Feminist scholars have theorized that the workplace is gendered and heteronormative1, but little research quantifies the economic consequences of those organizations. This study investigates income discrepancies between gay men and straight men and between lesbians and straight women, to quantify these consequences. Using the National Survey of Family Growth 2006-2010, and controlling for several correlates of income, I use ordinary least squares regression to test the hypothesis that lesbians have higher incomes on the average than straight women do, and that straight men earn more than gay men. I also use hierarchical regression to test the relative strengths of the associations between income and possible causes of variation in it. The study found that gay men earn more than straight men because of higher educational attainment, and that lesbians earn more than straight women, though this finding is not statistically significant.

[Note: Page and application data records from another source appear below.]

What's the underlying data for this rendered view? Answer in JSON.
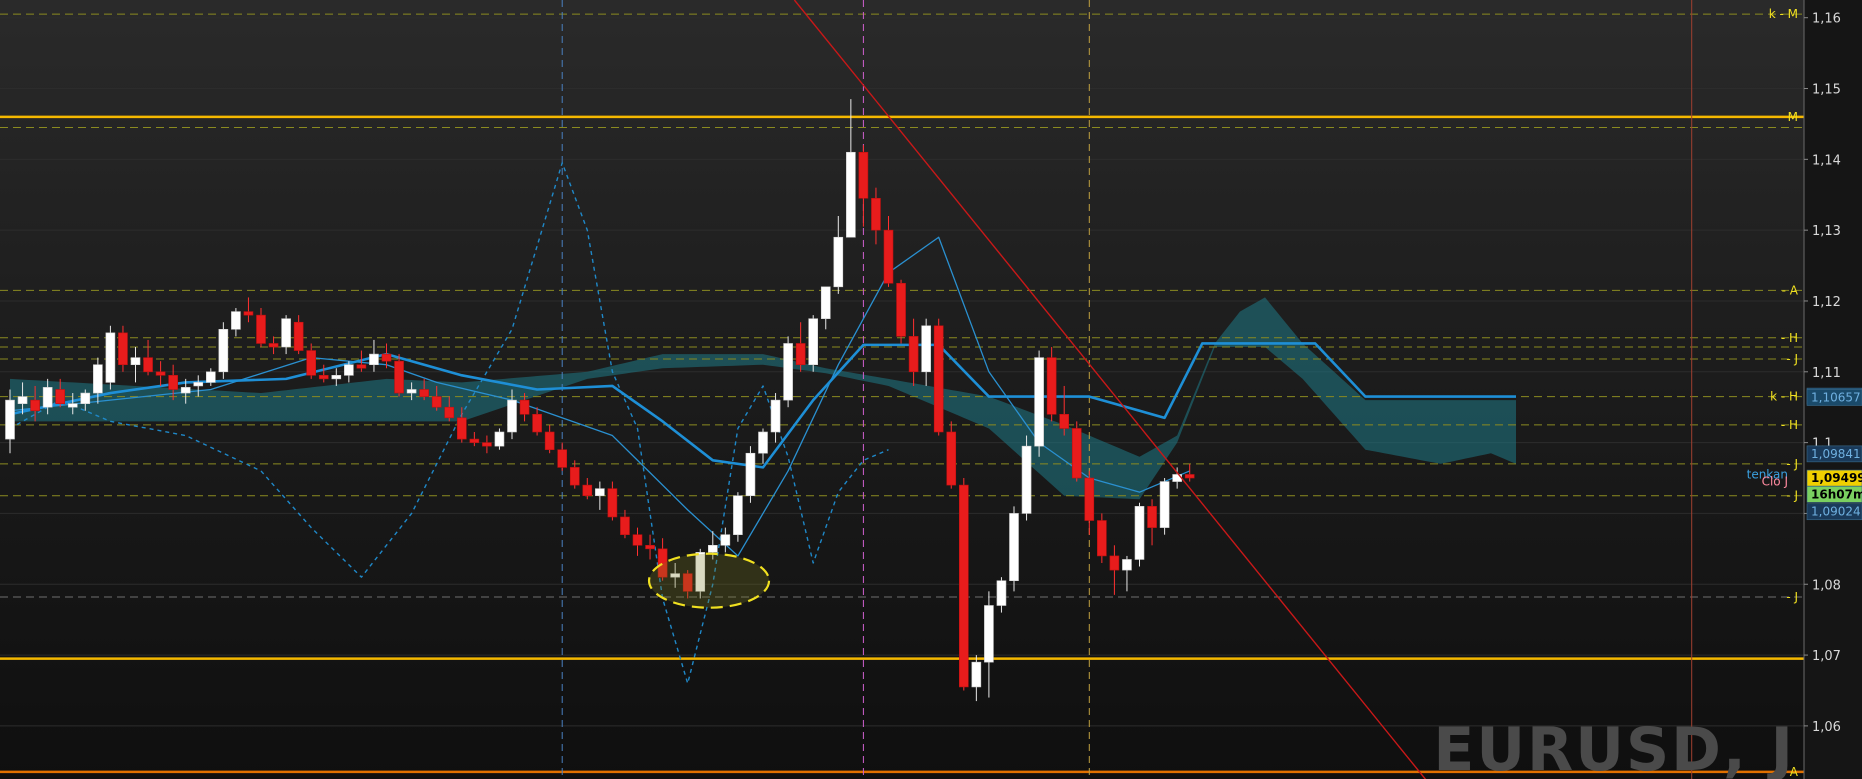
{
  "chart_data": {
    "type": "candlestick",
    "symbol_watermark": "EURUSD, J",
    "ylim": [
      1.0525,
      1.1625
    ],
    "y_ticks": [
      "1,16",
      "1,15",
      "1,14",
      "1,13",
      "1,12",
      "1,11",
      "1,1",
      "1,09",
      "1,08",
      "1,07",
      "1,06"
    ],
    "y_tick_values": [
      1.16,
      1.15,
      1.14,
      1.13,
      1.12,
      1.11,
      1.1,
      1.09,
      1.08,
      1.07,
      1.06
    ],
    "candles": [
      [
        1.1005,
        1.1075,
        1.0985,
        1.106
      ],
      [
        1.1055,
        1.1085,
        1.104,
        1.1065
      ],
      [
        1.106,
        1.108,
        1.103,
        1.1045
      ],
      [
        1.105,
        1.109,
        1.104,
        1.1078
      ],
      [
        1.1075,
        1.109,
        1.105,
        1.1055
      ],
      [
        1.105,
        1.107,
        1.104,
        1.1055
      ],
      [
        1.1055,
        1.1075,
        1.1045,
        1.107
      ],
      [
        1.107,
        1.112,
        1.1055,
        1.111
      ],
      [
        1.1085,
        1.1165,
        1.1075,
        1.1155
      ],
      [
        1.1155,
        1.1165,
        1.11,
        1.111
      ],
      [
        1.111,
        1.1135,
        1.1085,
        1.112
      ],
      [
        1.112,
        1.1145,
        1.1095,
        1.11
      ],
      [
        1.11,
        1.1115,
        1.108,
        1.1095
      ],
      [
        1.1095,
        1.111,
        1.106,
        1.1075
      ],
      [
        1.107,
        1.109,
        1.1055,
        1.1078
      ],
      [
        1.108,
        1.1095,
        1.1065,
        1.1085
      ],
      [
        1.1085,
        1.1105,
        1.108,
        1.11
      ],
      [
        1.11,
        1.117,
        1.109,
        1.116
      ],
      [
        1.116,
        1.119,
        1.115,
        1.1185
      ],
      [
        1.1185,
        1.1205,
        1.117,
        1.118
      ],
      [
        1.118,
        1.119,
        1.1135,
        1.114
      ],
      [
        1.114,
        1.115,
        1.1125,
        1.1135
      ],
      [
        1.1135,
        1.118,
        1.1125,
        1.1175
      ],
      [
        1.117,
        1.118,
        1.1125,
        1.113
      ],
      [
        1.113,
        1.114,
        1.109,
        1.1095
      ],
      [
        1.1095,
        1.111,
        1.1085,
        1.109
      ],
      [
        1.109,
        1.1105,
        1.108,
        1.1095
      ],
      [
        1.1095,
        1.1115,
        1.1085,
        1.111
      ],
      [
        1.111,
        1.113,
        1.11,
        1.1105
      ],
      [
        1.111,
        1.1145,
        1.11,
        1.1125
      ],
      [
        1.1125,
        1.114,
        1.1105,
        1.1115
      ],
      [
        1.1115,
        1.1125,
        1.1065,
        1.107
      ],
      [
        1.107,
        1.1085,
        1.106,
        1.1075
      ],
      [
        1.1075,
        1.109,
        1.106,
        1.1065
      ],
      [
        1.1065,
        1.108,
        1.1045,
        1.105
      ],
      [
        1.105,
        1.1065,
        1.103,
        1.1035
      ],
      [
        1.1035,
        1.105,
        1.1,
        1.1005
      ],
      [
        1.1005,
        1.1015,
        1.0995,
        1.1
      ],
      [
        1.1,
        1.101,
        1.0985,
        1.0995
      ],
      [
        1.0995,
        1.102,
        1.099,
        1.1015
      ],
      [
        1.1015,
        1.1075,
        1.1005,
        1.106
      ],
      [
        1.106,
        1.107,
        1.103,
        1.104
      ],
      [
        1.104,
        1.105,
        1.101,
        1.1015
      ],
      [
        1.1015,
        1.1025,
        1.0985,
        1.099
      ],
      [
        1.099,
        1.1,
        1.096,
        1.0965
      ],
      [
        1.0965,
        1.0975,
        1.0935,
        1.094
      ],
      [
        1.094,
        1.095,
        1.092,
        1.0925
      ],
      [
        1.0925,
        1.0945,
        1.0905,
        1.0935
      ],
      [
        1.0935,
        1.0945,
        1.089,
        1.0895
      ],
      [
        1.0895,
        1.0905,
        1.0865,
        1.087
      ],
      [
        1.087,
        1.088,
        1.084,
        1.0855
      ],
      [
        1.0855,
        1.087,
        1.0835,
        1.085
      ],
      [
        1.085,
        1.0865,
        1.0805,
        1.081
      ],
      [
        1.081,
        1.083,
        1.0795,
        1.0815
      ],
      [
        1.0815,
        1.082,
        1.078,
        1.079
      ],
      [
        1.079,
        1.085,
        1.078,
        1.0845
      ],
      [
        1.0845,
        1.0875,
        1.0835,
        1.0855
      ],
      [
        1.0855,
        1.088,
        1.0845,
        1.087
      ],
      [
        1.087,
        1.093,
        1.086,
        1.0925
      ],
      [
        1.0925,
        1.0995,
        1.0915,
        1.0985
      ],
      [
        1.0985,
        1.102,
        1.097,
        1.1015
      ],
      [
        1.1015,
        1.107,
        1.1,
        1.106
      ],
      [
        1.106,
        1.115,
        1.105,
        1.114
      ],
      [
        1.114,
        1.117,
        1.11,
        1.111
      ],
      [
        1.111,
        1.118,
        1.11,
        1.1175
      ],
      [
        1.1175,
        1.1215,
        1.116,
        1.122
      ],
      [
        1.122,
        1.132,
        1.121,
        1.129
      ],
      [
        1.129,
        1.1485,
        1.129,
        1.141
      ],
      [
        1.141,
        1.142,
        1.1305,
        1.1345
      ],
      [
        1.1345,
        1.136,
        1.128,
        1.13
      ],
      [
        1.13,
        1.132,
        1.122,
        1.1225
      ],
      [
        1.1225,
        1.123,
        1.114,
        1.115
      ],
      [
        1.115,
        1.1175,
        1.108,
        1.11
      ],
      [
        1.11,
        1.1175,
        1.108,
        1.1165
      ],
      [
        1.1165,
        1.1175,
        1.101,
        1.1015
      ],
      [
        1.1015,
        1.103,
        1.0935,
        1.094
      ],
      [
        1.094,
        1.095,
        1.065,
        1.0655
      ],
      [
        1.0655,
        1.07,
        1.0635,
        1.069
      ],
      [
        1.069,
        1.079,
        1.064,
        1.077
      ],
      [
        1.077,
        1.081,
        1.076,
        1.0805
      ],
      [
        1.0805,
        1.091,
        1.079,
        1.09
      ],
      [
        1.09,
        1.101,
        1.089,
        1.0995
      ],
      [
        1.0995,
        1.113,
        1.098,
        1.112
      ],
      [
        1.112,
        1.1135,
        1.103,
        1.104
      ],
      [
        1.104,
        1.108,
        1.101,
        1.102
      ],
      [
        1.102,
        1.103,
        1.0945,
        1.095
      ],
      [
        1.095,
        1.096,
        1.087,
        1.089
      ],
      [
        1.089,
        1.09,
        1.083,
        1.084
      ],
      [
        1.084,
        1.0855,
        1.0785,
        1.082
      ],
      [
        1.082,
        1.084,
        1.079,
        1.0835
      ],
      [
        1.0835,
        1.0915,
        1.0825,
        1.091
      ],
      [
        1.091,
        1.092,
        1.0855,
        1.088
      ],
      [
        1.088,
        1.095,
        1.087,
        1.0945
      ],
      [
        1.0945,
        1.0965,
        1.0935,
        1.0955
      ],
      [
        1.0955,
        1.097,
        1.0945,
        1.095
      ]
    ],
    "horizontal_levels": [
      {
        "price": 1.146,
        "color": "#f5b800",
        "style": "solid",
        "label": "M"
      },
      {
        "price": 1.0695,
        "color": "#f5b800",
        "style": "solid",
        "label": ""
      },
      {
        "price": 1.0535,
        "color": "#e07000",
        "style": "solid",
        "label": "A"
      },
      {
        "price": 1.1605,
        "color": "#8a8a20",
        "style": "dashed",
        "label": "k - M"
      },
      {
        "price": 1.1445,
        "color": "#8a8a20",
        "style": "dashed",
        "label": ""
      },
      {
        "price": 1.1215,
        "color": "#8a8a20",
        "style": "dashed",
        "label": "- A"
      },
      {
        "price": 1.1148,
        "color": "#8a8a20",
        "style": "dashed",
        "label": "- H"
      },
      {
        "price": 1.1135,
        "color": "#8a8a20",
        "style": "dashed",
        "label": ""
      },
      {
        "price": 1.1118,
        "color": "#8a8a20",
        "style": "dashed",
        "label": "- J"
      },
      {
        "price": 1.1065,
        "color": "#8a8a20",
        "style": "dashed",
        "label": "k - H"
      },
      {
        "price": 1.1025,
        "color": "#8a8a20",
        "style": "dashed",
        "label": "- H"
      },
      {
        "price": 1.097,
        "color": "#8a8a20",
        "style": "dashed",
        "label": "- J"
      },
      {
        "price": 1.0925,
        "color": "#8a8a20",
        "style": "dashed",
        "label": "- J"
      },
      {
        "price": 1.0782,
        "color": "#707070",
        "style": "dashed",
        "label": "- J"
      }
    ],
    "price_tags": [
      {
        "text": "1,10657",
        "price": 1.10657,
        "bg": "#1a4a6a",
        "fg": "#6fb0e0"
      },
      {
        "text": "1,10657",
        "price": 1.10637,
        "bg": "#1a4a6a",
        "fg": "#6fb0e0"
      },
      {
        "text": "1,09841",
        "price": 1.09841,
        "bg": "#1a3a5a",
        "fg": "#6fb0e0"
      },
      {
        "text": "1,09499",
        "price": 1.09499,
        "bg": "#f0d000",
        "fg": "#000000"
      },
      {
        "text": "16h07m",
        "price": 1.09269,
        "bg": "#7ad060",
        "fg": "#000000"
      },
      {
        "text": "1,09024",
        "price": 1.09024,
        "bg": "#1a3a5a",
        "fg": "#6fb0e0"
      }
    ],
    "inline_labels": [
      {
        "text": "tenkan",
        "price": 1.0955,
        "color": "#3aa0e0"
      },
      {
        "text": "Clo J",
        "price": 1.0945,
        "color": "#ff8aa0"
      }
    ],
    "vertical_markers": [
      {
        "candle": 44,
        "color": "#4a80c0"
      },
      {
        "candle": 68,
        "color": "#d060d0"
      },
      {
        "candle": 86,
        "color": "#c0a040"
      },
      {
        "candle": 134,
        "color": "#a04030"
      }
    ],
    "trendline": [
      [
        62.5,
        1.1625
      ],
      [
        113,
        1.052
      ]
    ],
    "tenkan": [
      [
        0,
        1.1045
      ],
      [
        8,
        1.106
      ],
      [
        16,
        1.1075
      ],
      [
        24,
        1.112
      ],
      [
        30,
        1.111
      ],
      [
        34,
        1.1085
      ],
      [
        40,
        1.106
      ],
      [
        48,
        1.101
      ],
      [
        54,
        1.0905
      ],
      [
        58,
        1.084
      ],
      [
        62,
        1.096
      ],
      [
        66,
        1.111
      ],
      [
        70,
        1.124
      ],
      [
        74,
        1.129
      ],
      [
        78,
        1.11
      ],
      [
        82,
        1.1
      ],
      [
        86,
        1.095
      ],
      [
        90,
        1.093
      ],
      [
        94,
        1.096
      ]
    ],
    "kijun": [
      [
        0,
        1.104
      ],
      [
        8,
        1.107
      ],
      [
        14,
        1.1085
      ],
      [
        22,
        1.109
      ],
      [
        30,
        1.1125
      ],
      [
        36,
        1.1095
      ],
      [
        42,
        1.1075
      ],
      [
        48,
        1.108
      ],
      [
        52,
        1.103
      ],
      [
        56,
        1.0975
      ],
      [
        60,
        1.0965
      ],
      [
        64,
        1.106
      ],
      [
        68,
        1.1138
      ],
      [
        74,
        1.1138
      ],
      [
        78,
        1.1065
      ],
      [
        86,
        1.1065
      ],
      [
        92,
        1.1035
      ],
      [
        95,
        1.114
      ],
      [
        104,
        1.114
      ],
      [
        108,
        1.1065
      ],
      [
        120,
        1.1065
      ]
    ],
    "cloud_upper": [
      [
        0,
        1.109
      ],
      [
        10,
        1.108
      ],
      [
        20,
        1.107
      ],
      [
        30,
        1.109
      ],
      [
        36,
        1.1085
      ],
      [
        46,
        1.11
      ],
      [
        52,
        1.1125
      ],
      [
        60,
        1.1125
      ],
      [
        65,
        1.1105
      ],
      [
        70,
        1.109
      ],
      [
        78,
        1.1065
      ],
      [
        84,
        1.1025
      ],
      [
        90,
        1.098
      ],
      [
        93,
        1.101
      ],
      [
        96,
        1.114
      ],
      [
        98,
        1.1185
      ],
      [
        100,
        1.1205
      ],
      [
        103,
        1.114
      ],
      [
        108,
        1.106
      ],
      [
        120,
        1.106
      ]
    ],
    "cloud_lower": [
      [
        0,
        1.103
      ],
      [
        10,
        1.103
      ],
      [
        20,
        1.103
      ],
      [
        30,
        1.103
      ],
      [
        36,
        1.103
      ],
      [
        46,
        1.109
      ],
      [
        52,
        1.1105
      ],
      [
        60,
        1.111
      ],
      [
        65,
        1.1098
      ],
      [
        70,
        1.108
      ],
      [
        78,
        1.102
      ],
      [
        84,
        1.0925
      ],
      [
        90,
        1.092
      ],
      [
        93,
        1.1
      ],
      [
        96,
        1.1135
      ],
      [
        100,
        1.1135
      ],
      [
        103,
        1.109
      ],
      [
        108,
        1.099
      ],
      [
        114,
        1.097
      ],
      [
        118,
        1.0985
      ],
      [
        120,
        1.097
      ]
    ],
    "chikou": [
      [
        0,
        1.102
      ],
      [
        4,
        1.106
      ],
      [
        8,
        1.103
      ],
      [
        14,
        1.101
      ],
      [
        20,
        1.096
      ],
      [
        24,
        1.088
      ],
      [
        28,
        1.081
      ],
      [
        32,
        1.09
      ],
      [
        36,
        1.104
      ],
      [
        40,
        1.116
      ],
      [
        44,
        1.1395
      ],
      [
        46,
        1.13
      ],
      [
        48,
        1.11
      ],
      [
        50,
        1.102
      ],
      [
        52,
        1.078
      ],
      [
        54,
        1.066
      ],
      [
        56,
        1.08
      ],
      [
        58,
        1.102
      ],
      [
        60,
        1.108
      ],
      [
        62,
        1.098
      ],
      [
        64,
        1.083
      ],
      [
        66,
        1.093
      ],
      [
        68,
        1.0975
      ],
      [
        70,
        1.099
      ]
    ]
  }
}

LGBT, heteronormativity, gendered division of labor, workplace discrimination, income gaps